The delay in releasing the full report, including crucial details about potential oil spills, has incensed the Standing Rock Tribe, whose reservation sits a half-mile downstream from where the pipeline crosses the Missouri River.

read more: https://insideclimatenews.org/news/05092018/standing-rock-tribe-dapl-dakota-access-pipeline-oil-spill-risk-report-army-corps?utm_source=InsideClimate+News&utm_campaign=a39f0ae780-&utm_medium=email&utm_term=0_29c928ffb5-a39f0ae780-327824881

‘We will be waiting’: Tribe says Keystone XL construction is not welcome

by Phil Mckenna, InsideClimate News

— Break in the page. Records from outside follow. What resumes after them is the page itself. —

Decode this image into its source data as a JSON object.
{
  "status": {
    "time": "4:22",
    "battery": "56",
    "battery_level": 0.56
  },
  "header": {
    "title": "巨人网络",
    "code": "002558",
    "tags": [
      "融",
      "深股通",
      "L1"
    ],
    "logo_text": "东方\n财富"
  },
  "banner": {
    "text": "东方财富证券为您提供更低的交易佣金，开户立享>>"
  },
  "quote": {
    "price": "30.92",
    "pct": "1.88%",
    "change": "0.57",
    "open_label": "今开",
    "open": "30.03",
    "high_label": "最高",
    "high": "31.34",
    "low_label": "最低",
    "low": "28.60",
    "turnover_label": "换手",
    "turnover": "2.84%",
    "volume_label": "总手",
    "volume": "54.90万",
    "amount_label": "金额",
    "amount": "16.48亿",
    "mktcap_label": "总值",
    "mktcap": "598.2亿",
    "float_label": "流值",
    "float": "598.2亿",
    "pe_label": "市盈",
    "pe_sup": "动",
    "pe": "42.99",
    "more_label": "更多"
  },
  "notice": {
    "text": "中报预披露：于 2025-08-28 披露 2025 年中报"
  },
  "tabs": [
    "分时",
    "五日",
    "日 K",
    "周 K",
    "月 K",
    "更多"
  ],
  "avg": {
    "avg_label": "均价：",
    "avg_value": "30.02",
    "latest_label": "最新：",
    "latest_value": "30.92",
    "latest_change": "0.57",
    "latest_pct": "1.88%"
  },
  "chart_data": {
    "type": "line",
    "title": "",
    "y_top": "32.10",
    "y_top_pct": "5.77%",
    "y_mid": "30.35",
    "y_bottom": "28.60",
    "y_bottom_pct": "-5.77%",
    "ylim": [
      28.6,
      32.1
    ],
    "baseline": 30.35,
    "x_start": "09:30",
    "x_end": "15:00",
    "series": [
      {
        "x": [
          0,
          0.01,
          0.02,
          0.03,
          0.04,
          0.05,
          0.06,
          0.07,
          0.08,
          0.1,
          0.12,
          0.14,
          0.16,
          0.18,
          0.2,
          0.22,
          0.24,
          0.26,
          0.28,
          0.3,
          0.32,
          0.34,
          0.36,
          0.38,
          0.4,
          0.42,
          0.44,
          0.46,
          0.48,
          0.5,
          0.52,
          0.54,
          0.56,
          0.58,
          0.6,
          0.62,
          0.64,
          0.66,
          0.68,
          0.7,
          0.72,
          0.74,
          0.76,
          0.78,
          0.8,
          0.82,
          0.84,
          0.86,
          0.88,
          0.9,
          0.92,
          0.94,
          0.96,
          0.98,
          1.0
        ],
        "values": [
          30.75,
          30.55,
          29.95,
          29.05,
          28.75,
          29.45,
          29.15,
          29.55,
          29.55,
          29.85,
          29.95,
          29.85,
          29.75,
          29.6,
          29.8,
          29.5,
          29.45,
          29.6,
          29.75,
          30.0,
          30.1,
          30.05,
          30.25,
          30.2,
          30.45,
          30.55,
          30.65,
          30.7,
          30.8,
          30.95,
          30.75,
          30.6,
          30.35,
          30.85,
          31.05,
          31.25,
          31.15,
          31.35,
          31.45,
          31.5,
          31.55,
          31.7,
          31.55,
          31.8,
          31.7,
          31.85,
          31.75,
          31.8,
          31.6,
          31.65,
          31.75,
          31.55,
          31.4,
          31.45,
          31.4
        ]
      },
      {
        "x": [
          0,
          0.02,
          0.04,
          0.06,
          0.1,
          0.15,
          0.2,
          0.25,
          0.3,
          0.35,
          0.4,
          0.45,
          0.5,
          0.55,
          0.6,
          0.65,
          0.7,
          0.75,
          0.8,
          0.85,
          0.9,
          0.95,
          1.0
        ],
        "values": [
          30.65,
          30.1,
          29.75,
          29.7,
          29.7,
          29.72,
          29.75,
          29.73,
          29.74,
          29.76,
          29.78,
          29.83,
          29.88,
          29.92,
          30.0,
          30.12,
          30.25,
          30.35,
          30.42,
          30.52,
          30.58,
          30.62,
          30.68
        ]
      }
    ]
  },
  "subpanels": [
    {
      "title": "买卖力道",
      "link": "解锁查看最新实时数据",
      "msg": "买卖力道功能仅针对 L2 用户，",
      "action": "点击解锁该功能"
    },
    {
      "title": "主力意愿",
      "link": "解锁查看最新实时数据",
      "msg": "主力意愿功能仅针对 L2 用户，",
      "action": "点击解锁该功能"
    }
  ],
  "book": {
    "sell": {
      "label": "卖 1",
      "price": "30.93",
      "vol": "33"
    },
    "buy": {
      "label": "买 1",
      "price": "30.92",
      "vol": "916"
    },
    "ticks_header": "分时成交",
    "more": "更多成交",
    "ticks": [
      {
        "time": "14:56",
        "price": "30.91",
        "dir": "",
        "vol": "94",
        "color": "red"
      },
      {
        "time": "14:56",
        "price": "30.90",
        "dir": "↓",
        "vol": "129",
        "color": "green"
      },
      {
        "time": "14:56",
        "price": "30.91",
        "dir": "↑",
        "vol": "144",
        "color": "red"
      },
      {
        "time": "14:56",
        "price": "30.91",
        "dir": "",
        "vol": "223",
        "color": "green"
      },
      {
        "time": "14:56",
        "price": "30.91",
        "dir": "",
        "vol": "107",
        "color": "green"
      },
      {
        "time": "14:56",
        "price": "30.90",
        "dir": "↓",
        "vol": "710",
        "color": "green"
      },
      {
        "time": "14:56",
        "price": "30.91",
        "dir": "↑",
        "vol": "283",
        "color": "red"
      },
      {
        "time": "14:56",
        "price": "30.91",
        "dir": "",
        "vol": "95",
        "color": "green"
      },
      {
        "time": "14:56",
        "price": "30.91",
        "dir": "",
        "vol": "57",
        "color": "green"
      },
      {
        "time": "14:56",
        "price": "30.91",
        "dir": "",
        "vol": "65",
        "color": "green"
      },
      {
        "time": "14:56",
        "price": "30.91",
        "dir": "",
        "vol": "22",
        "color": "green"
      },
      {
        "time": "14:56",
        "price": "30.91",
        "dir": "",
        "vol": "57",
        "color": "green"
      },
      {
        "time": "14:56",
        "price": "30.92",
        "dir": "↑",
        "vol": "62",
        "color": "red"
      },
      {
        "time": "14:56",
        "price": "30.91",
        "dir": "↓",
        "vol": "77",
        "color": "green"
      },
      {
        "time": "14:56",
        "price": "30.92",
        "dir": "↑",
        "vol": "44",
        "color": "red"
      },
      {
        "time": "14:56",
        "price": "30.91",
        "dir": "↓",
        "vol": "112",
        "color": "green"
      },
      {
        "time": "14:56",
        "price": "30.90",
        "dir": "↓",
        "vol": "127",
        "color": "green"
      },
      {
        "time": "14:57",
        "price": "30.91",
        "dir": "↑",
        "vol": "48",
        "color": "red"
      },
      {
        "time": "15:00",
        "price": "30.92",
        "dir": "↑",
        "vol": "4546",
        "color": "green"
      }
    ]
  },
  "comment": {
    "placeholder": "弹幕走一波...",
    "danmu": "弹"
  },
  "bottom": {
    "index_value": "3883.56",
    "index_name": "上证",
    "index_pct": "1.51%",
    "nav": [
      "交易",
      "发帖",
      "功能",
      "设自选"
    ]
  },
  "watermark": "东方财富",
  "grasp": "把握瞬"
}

The company building the long-contested Keystone XL oil pipeline notified the Cheyenne River Sioux Tribe in a letter this week that it will start stockpiling equipment along the pipeline’s route this month in preparation for construction.

Tribal Chairman Harold Frazier sent back a sharp, one-line response: “We will be waiting.”
The Cheyenne River tribe has opposed the Keystone pipeline since it was first proposed in 2008, and it has seen how pipeline protests can play out.

read more: https://insideclimatenews.org/news/13072018/keystone-xl-pipeline-native-american-resistance-oil-spill-cheyenne-river-sioux-dakota-access-transcanada?utm_source=InsideClimate+News&utm_campaign=0cf9653bc3-&utm_medium=email&utm_term=0_29c928ffb5-0cf9653bc3-327824881